Every line below must be reproduced exactly; no pictures are to be included.

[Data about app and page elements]

%%

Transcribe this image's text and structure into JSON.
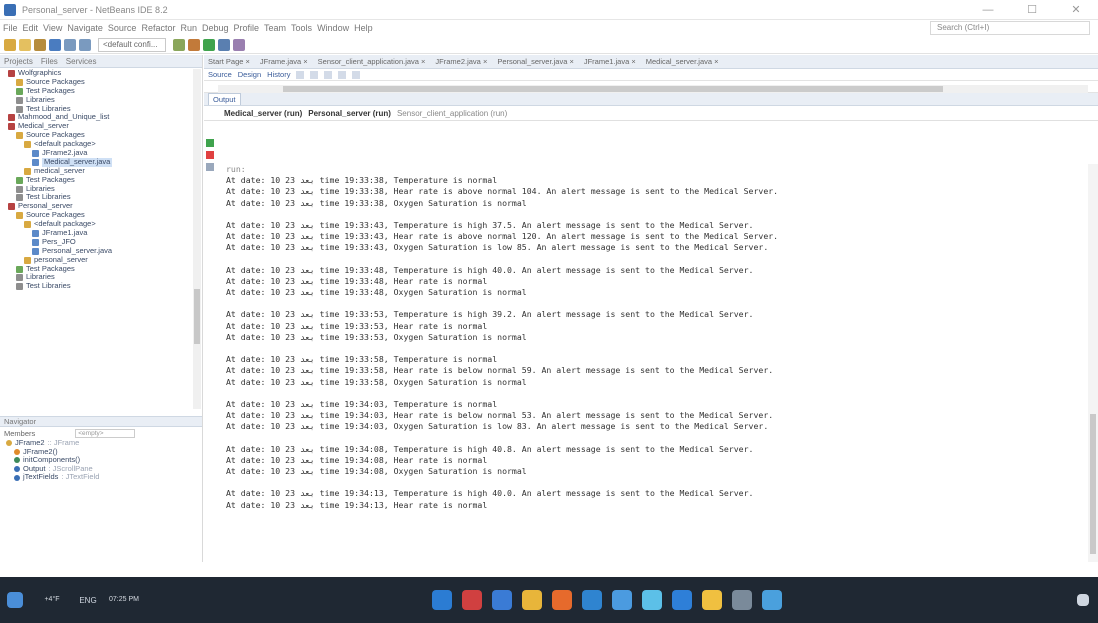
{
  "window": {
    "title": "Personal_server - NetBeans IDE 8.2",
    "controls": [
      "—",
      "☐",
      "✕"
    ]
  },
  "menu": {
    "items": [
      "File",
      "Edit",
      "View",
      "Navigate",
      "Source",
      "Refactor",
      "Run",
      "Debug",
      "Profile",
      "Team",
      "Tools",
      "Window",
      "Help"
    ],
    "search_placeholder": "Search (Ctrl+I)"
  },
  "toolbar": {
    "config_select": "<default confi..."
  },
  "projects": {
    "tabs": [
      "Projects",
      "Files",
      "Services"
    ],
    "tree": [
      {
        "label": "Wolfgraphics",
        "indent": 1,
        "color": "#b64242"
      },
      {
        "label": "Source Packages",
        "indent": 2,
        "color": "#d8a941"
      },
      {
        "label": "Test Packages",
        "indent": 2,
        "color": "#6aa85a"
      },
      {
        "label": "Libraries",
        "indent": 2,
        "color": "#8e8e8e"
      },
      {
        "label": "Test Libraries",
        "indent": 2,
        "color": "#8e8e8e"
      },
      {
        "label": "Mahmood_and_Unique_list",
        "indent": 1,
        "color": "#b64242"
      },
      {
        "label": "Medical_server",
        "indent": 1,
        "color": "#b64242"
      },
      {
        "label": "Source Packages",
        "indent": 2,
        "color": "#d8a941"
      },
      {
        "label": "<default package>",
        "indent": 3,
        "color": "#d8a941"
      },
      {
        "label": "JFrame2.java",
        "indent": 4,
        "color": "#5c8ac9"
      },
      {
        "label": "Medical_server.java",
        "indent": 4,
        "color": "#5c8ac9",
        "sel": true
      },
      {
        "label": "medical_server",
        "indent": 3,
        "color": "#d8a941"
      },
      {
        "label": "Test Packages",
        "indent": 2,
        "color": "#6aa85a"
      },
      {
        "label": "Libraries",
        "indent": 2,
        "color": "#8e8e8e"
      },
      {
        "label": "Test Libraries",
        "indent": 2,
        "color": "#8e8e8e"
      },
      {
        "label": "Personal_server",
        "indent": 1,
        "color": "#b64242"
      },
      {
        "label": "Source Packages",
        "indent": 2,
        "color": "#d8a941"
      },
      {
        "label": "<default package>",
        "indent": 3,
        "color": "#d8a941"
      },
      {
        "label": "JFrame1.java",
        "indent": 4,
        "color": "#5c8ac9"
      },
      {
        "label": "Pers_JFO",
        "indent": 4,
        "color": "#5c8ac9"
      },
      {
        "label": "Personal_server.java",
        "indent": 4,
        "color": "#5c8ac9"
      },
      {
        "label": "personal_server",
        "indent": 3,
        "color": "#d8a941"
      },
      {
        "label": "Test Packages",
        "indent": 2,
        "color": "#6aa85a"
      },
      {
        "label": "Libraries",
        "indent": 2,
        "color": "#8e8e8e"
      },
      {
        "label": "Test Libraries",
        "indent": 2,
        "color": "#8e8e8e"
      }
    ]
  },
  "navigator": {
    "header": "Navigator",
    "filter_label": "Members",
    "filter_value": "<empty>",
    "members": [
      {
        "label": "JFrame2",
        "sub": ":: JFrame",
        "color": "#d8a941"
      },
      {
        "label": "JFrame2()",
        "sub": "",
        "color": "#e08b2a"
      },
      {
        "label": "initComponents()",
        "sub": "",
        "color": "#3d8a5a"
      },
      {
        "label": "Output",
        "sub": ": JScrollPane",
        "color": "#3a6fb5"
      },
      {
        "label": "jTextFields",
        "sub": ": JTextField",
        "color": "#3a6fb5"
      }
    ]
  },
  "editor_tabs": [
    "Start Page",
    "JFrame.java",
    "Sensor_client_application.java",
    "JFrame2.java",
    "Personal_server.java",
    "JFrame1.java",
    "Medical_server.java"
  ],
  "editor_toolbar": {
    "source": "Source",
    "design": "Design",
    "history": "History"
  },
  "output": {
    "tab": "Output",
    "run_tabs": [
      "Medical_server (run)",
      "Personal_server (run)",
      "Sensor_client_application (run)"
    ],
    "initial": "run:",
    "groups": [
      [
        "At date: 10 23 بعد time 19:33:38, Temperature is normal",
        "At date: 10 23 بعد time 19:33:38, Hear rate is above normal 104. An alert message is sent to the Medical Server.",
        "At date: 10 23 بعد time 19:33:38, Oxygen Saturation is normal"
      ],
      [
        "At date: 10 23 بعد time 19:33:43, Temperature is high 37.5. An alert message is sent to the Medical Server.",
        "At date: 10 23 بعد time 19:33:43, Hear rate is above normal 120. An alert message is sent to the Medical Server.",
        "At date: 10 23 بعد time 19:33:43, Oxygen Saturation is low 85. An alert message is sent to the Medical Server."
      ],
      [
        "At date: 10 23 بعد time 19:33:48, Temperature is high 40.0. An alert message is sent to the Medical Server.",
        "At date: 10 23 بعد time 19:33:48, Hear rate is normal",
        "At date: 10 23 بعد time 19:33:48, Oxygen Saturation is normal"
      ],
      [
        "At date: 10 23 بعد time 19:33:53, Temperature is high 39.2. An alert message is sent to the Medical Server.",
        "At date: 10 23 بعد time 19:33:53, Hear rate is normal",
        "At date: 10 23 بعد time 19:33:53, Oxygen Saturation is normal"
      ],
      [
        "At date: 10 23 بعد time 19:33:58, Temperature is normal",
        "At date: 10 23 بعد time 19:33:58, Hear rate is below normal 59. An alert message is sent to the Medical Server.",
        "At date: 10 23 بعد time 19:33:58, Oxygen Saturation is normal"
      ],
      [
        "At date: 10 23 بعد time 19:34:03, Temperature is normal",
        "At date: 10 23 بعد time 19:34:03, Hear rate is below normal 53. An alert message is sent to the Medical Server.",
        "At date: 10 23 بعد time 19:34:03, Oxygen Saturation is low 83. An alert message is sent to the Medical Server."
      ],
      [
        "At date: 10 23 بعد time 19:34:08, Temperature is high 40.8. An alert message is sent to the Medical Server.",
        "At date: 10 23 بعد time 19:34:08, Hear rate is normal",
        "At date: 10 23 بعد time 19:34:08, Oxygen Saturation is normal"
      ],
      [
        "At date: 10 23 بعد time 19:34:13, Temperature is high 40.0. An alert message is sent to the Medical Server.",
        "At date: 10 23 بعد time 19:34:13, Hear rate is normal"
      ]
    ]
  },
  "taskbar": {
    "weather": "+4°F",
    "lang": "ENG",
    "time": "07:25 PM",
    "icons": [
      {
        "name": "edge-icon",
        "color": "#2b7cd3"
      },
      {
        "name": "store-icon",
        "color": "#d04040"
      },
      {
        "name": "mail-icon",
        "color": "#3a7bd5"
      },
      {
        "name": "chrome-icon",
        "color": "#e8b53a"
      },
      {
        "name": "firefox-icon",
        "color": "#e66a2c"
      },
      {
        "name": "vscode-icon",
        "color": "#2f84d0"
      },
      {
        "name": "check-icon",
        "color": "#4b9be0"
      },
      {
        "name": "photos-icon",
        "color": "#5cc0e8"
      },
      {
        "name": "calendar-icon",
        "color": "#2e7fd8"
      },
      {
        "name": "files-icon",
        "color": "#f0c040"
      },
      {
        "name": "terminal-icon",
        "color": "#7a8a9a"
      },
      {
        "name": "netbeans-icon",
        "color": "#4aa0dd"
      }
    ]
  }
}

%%

- **Your solution**
Transcribe this image's text and structure into JSON.
{
  "window": {
    "title": "Personal_server - NetBeans IDE 8.2",
    "controls": [
      "—",
      "☐",
      "✕"
    ]
  },
  "menu": {
    "items": [
      "File",
      "Edit",
      "View",
      "Navigate",
      "Source",
      "Refactor",
      "Run",
      "Debug",
      "Profile",
      "Team",
      "Tools",
      "Window",
      "Help"
    ],
    "search_placeholder": "Search (Ctrl+I)"
  },
  "toolbar": {
    "config_select": "<default confi..."
  },
  "projects": {
    "tabs": [
      "Projects",
      "Files",
      "Services"
    ],
    "tree": [
      {
        "label": "Wolfgraphics",
        "indent": 1,
        "color": "#b64242"
      },
      {
        "label": "Source Packages",
        "indent": 2,
        "color": "#d8a941"
      },
      {
        "label": "Test Packages",
        "indent": 2,
        "color": "#6aa85a"
      },
      {
        "label": "Libraries",
        "indent": 2,
        "color": "#8e8e8e"
      },
      {
        "label": "Test Libraries",
        "indent": 2,
        "color": "#8e8e8e"
      },
      {
        "label": "Mahmood_and_Unique_list",
        "indent": 1,
        "color": "#b64242"
      },
      {
        "label": "Medical_server",
        "indent": 1,
        "color": "#b64242"
      },
      {
        "label": "Source Packages",
        "indent": 2,
        "color": "#d8a941"
      },
      {
        "label": "<default package>",
        "indent": 3,
        "color": "#d8a941"
      },
      {
        "label": "JFrame2.java",
        "indent": 4,
        "color": "#5c8ac9"
      },
      {
        "label": "Medical_server.java",
        "indent": 4,
        "color": "#5c8ac9",
        "sel": true
      },
      {
        "label": "medical_server",
        "indent": 3,
        "color": "#d8a941"
      },
      {
        "label": "Test Packages",
        "indent": 2,
        "color": "#6aa85a"
      },
      {
        "label": "Libraries",
        "indent": 2,
        "color": "#8e8e8e"
      },
      {
        "label": "Test Libraries",
        "indent": 2,
        "color": "#8e8e8e"
      },
      {
        "label": "Personal_server",
        "indent": 1,
        "color": "#b64242"
      },
      {
        "label": "Source Packages",
        "indent": 2,
        "color": "#d8a941"
      },
      {
        "label": "<default package>",
        "indent": 3,
        "color": "#d8a941"
      },
      {
        "label": "JFrame1.java",
        "indent": 4,
        "color": "#5c8ac9"
      },
      {
        "label": "Pers_JFO",
        "indent": 4,
        "color": "#5c8ac9"
      },
      {
        "label": "Personal_server.java",
        "indent": 4,
        "color": "#5c8ac9"
      },
      {
        "label": "personal_server",
        "indent": 3,
        "color": "#d8a941"
      },
      {
        "label": "Test Packages",
        "indent": 2,
        "color": "#6aa85a"
      },
      {
        "label": "Libraries",
        "indent": 2,
        "color": "#8e8e8e"
      },
      {
        "label": "Test Libraries",
        "indent": 2,
        "color": "#8e8e8e"
      }
    ]
  },
  "navigator": {
    "header": "Navigator",
    "filter_label": "Members",
    "filter_value": "<empty>",
    "members": [
      {
        "label": "JFrame2",
        "sub": ":: JFrame",
        "color": "#d8a941"
      },
      {
        "label": "JFrame2()",
        "sub": "",
        "color": "#e08b2a"
      },
      {
        "label": "initComponents()",
        "sub": "",
        "color": "#3d8a5a"
      },
      {
        "label": "Output",
        "sub": ": JScrollPane",
        "color": "#3a6fb5"
      },
      {
        "label": "jTextFields",
        "sub": ": JTextField",
        "color": "#3a6fb5"
      }
    ]
  },
  "editor_tabs": [
    "Start Page",
    "JFrame.java",
    "Sensor_client_application.java",
    "JFrame2.java",
    "Personal_server.java",
    "JFrame1.java",
    "Medical_server.java"
  ],
  "editor_toolbar": {
    "source": "Source",
    "design": "Design",
    "history": "History"
  },
  "output": {
    "tab": "Output",
    "run_tabs": [
      "Medical_server (run)",
      "Personal_server (run)",
      "Sensor_client_application (run)"
    ],
    "initial": "run:",
    "groups": [
      [
        "At date: 10 23 بعد time 19:33:38, Temperature is normal",
        "At date: 10 23 بعد time 19:33:38, Hear rate is above normal 104. An alert message is sent to the Medical Server.",
        "At date: 10 23 بعد time 19:33:38, Oxygen Saturation is normal"
      ],
      [
        "At date: 10 23 بعد time 19:33:43, Temperature is high 37.5. An alert message is sent to the Medical Server.",
        "At date: 10 23 بعد time 19:33:43, Hear rate is above normal 120. An alert message is sent to the Medical Server.",
        "At date: 10 23 بعد time 19:33:43, Oxygen Saturation is low 85. An alert message is sent to the Medical Server."
      ],
      [
        "At date: 10 23 بعد time 19:33:48, Temperature is high 40.0. An alert message is sent to the Medical Server.",
        "At date: 10 23 بعد time 19:33:48, Hear rate is normal",
        "At date: 10 23 بعد time 19:33:48, Oxygen Saturation is normal"
      ],
      [
        "At date: 10 23 بعد time 19:33:53, Temperature is high 39.2. An alert message is sent to the Medical Server.",
        "At date: 10 23 بعد time 19:33:53, Hear rate is normal",
        "At date: 10 23 بعد time 19:33:53, Oxygen Saturation is normal"
      ],
      [
        "At date: 10 23 بعد time 19:33:58, Temperature is normal",
        "At date: 10 23 بعد time 19:33:58, Hear rate is below normal 59. An alert message is sent to the Medical Server.",
        "At date: 10 23 بعد time 19:33:58, Oxygen Saturation is normal"
      ],
      [
        "At date: 10 23 بعد time 19:34:03, Temperature is normal",
        "At date: 10 23 بعد time 19:34:03, Hear rate is below normal 53. An alert message is sent to the Medical Server.",
        "At date: 10 23 بعد time 19:34:03, Oxygen Saturation is low 83. An alert message is sent to the Medical Server."
      ],
      [
        "At date: 10 23 بعد time 19:34:08, Temperature is high 40.8. An alert message is sent to the Medical Server.",
        "At date: 10 23 بعد time 19:34:08, Hear rate is normal",
        "At date: 10 23 بعد time 19:34:08, Oxygen Saturation is normal"
      ],
      [
        "At date: 10 23 بعد time 19:34:13, Temperature is high 40.0. An alert message is sent to the Medical Server.",
        "At date: 10 23 بعد time 19:34:13, Hear rate is normal"
      ]
    ]
  },
  "taskbar": {
    "weather": "+4°F",
    "lang": "ENG",
    "time": "07:25 PM",
    "icons": [
      {
        "name": "edge-icon",
        "color": "#2b7cd3"
      },
      {
        "name": "store-icon",
        "color": "#d04040"
      },
      {
        "name": "mail-icon",
        "color": "#3a7bd5"
      },
      {
        "name": "chrome-icon",
        "color": "#e8b53a"
      },
      {
        "name": "firefox-icon",
        "color": "#e66a2c"
      },
      {
        "name": "vscode-icon",
        "color": "#2f84d0"
      },
      {
        "name": "check-icon",
        "color": "#4b9be0"
      },
      {
        "name": "photos-icon",
        "color": "#5cc0e8"
      },
      {
        "name": "calendar-icon",
        "color": "#2e7fd8"
      },
      {
        "name": "files-icon",
        "color": "#f0c040"
      },
      {
        "name": "terminal-icon",
        "color": "#7a8a9a"
      },
      {
        "name": "netbeans-icon",
        "color": "#4aa0dd"
      }
    ]
  }
}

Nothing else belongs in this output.